Strengthening cities as investment platforms also has obvious, if contradictory, tax implications. On this point, the report stands behind Mayor Miller’s existing taxation strategy. The panel merely asks the City to accelerate its plan to shift property taxes from commercial and business owners to residents in order to mimic the tax structure of municipalities in York, Peel, Durham and Halton regions. Ironically, this is perhaps the surest way to worsen City’s perpetually limited tax base and thus undermine its already compromised capacity to leverage the very resources the panel says it needs to underscore competitiveness with strategic infrastructure investments.


There is little new in the report and frankly nothing that is entirely out of step with what has been already happening with the city over the last two decades. What the panel has done is crystallize the consensus at City Hall and gotten the Mayor to publicly endorse several strategies that he has, up to now, resisted endorsing. Among the few lone voices of opposition are representatives of public sector unions (the City workers of
CUPE 79 and the Toronto Hydro employees of CUPE 1, who are concerned about the privatization and labour ‘flexibility’ components of the report) and downtown councillor Adam Vaughan (who opposes the proposed strong mayor system). It is too early to tell at this time whether these few dissenting voices herald new political fractures within the Miller regime.

Ultimately, the image of Toronto projected by the report is devoid of life, politics and contradiction. In fact, the major thrust of Blueprint is to take “politics out of government” for the purpose of smooth, business-like planning.

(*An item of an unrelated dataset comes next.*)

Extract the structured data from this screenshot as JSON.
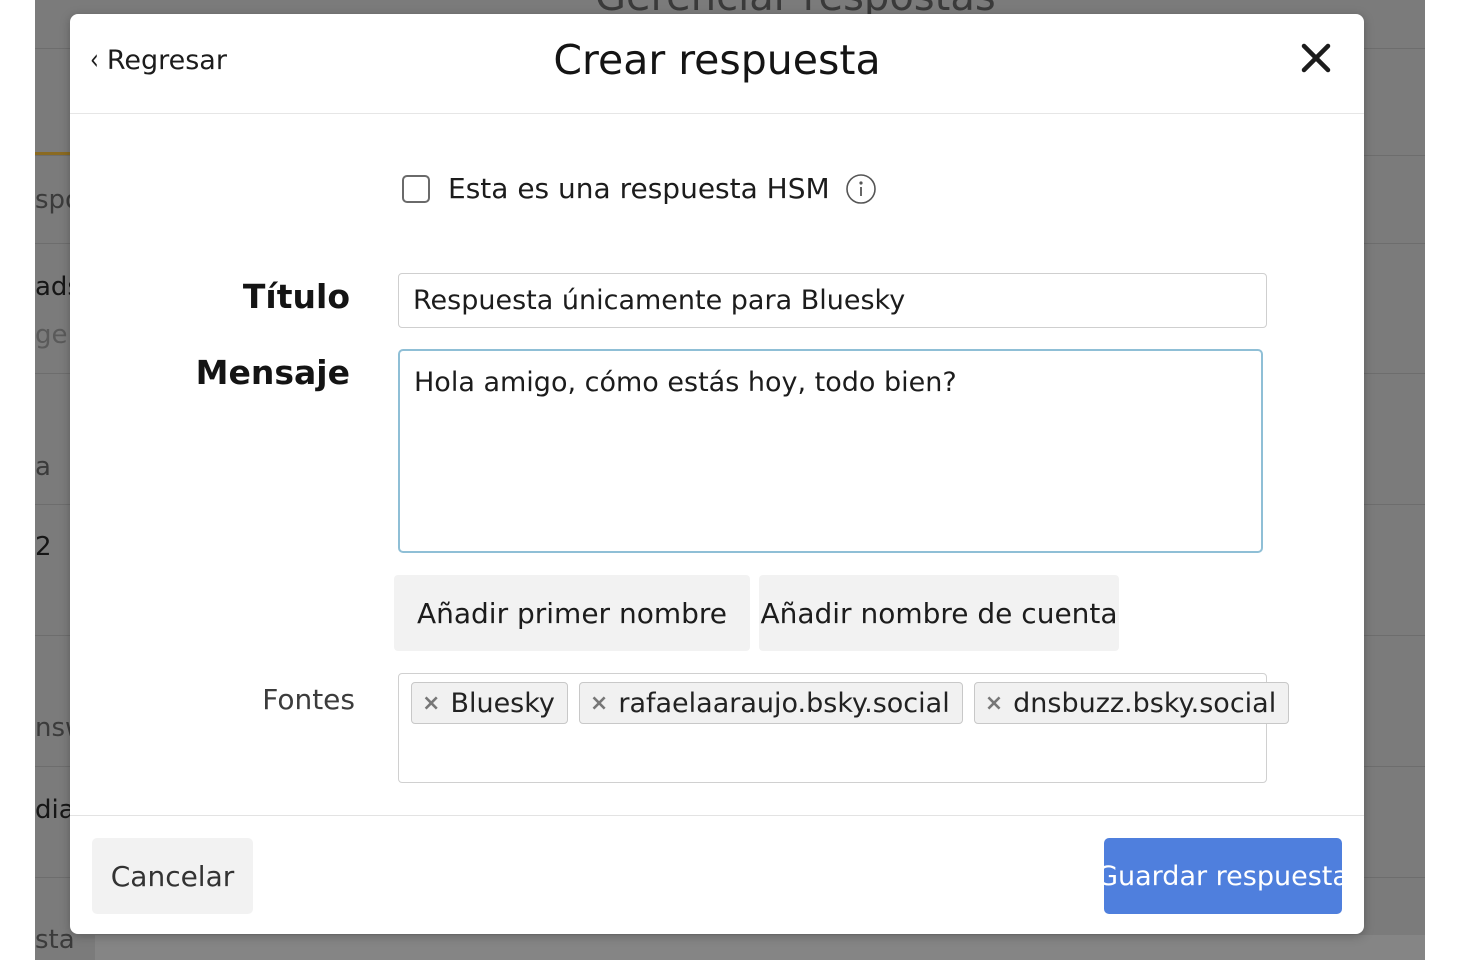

The panel’s Toronto is a shiny, well-oiled machine: Miller’s idea of “one Toronto” (developed in recent speech to the Canadian Club) that sings in unison to get ahead of its neighbours and international competitors.

Where are the struggles for affordable housing, for access to employment, income and public space, for neighbourhoods, schools and workplaces free of racism and homes and streets free of violence, for green projects that are not immediately compatible with city cost-savings and competitiveness? These struggles are nowhere to be seen in Blueprint, which limits Torontonians to being taxpayers, clients and flexible workers, formulations that fit some residents better than others, that render some people invisible and reduce the rest to uni-dimensional instruments in a competitive game. It is telling in this regard that the panel even shies away from what is quite common in reports like this: paying lip-service to Toronto’s social and ethnic ‘diversity’.

What does not fit into the Blueprint’s image are people living on the street or in rooming houses, racialized youth who can’t find jobs, low-income women and their children stuck in rotting public housing units, and undocumented workers toiling in shadow economies. The best hope, according to the logic of the report, is to continue trying to keep these discordant notes out of hearing range, and therefore out of mind. That is what the city is already doing by redeveloping and privatizing public housing neighbourhoods, closing emergency shelters and forcing street-involved homeless people off the street, and managing racialized poverty in the suburbs with its “strong neighbourhoods” strategy.

The history of Toronto and other modern cities over the last 150 years suggests that the dream woven by the panel and its city hall supporters is not bound for reality. The vision of a city as a unified, conflict-free machine orchestrated smoothly by ‘the market’ and ‘business-like’ government is utopian. Those who are silenced and displaced will not disappear. The last word has not been spoken. •

Karen Wirsig is a union organizer and former journalist. Follow her tweets at @karenatcmg.

Stefan Kipfer is a member of Free Transit Toronto and teaches at York University, Toronto. Follow his tweets at @StefanKipfer1.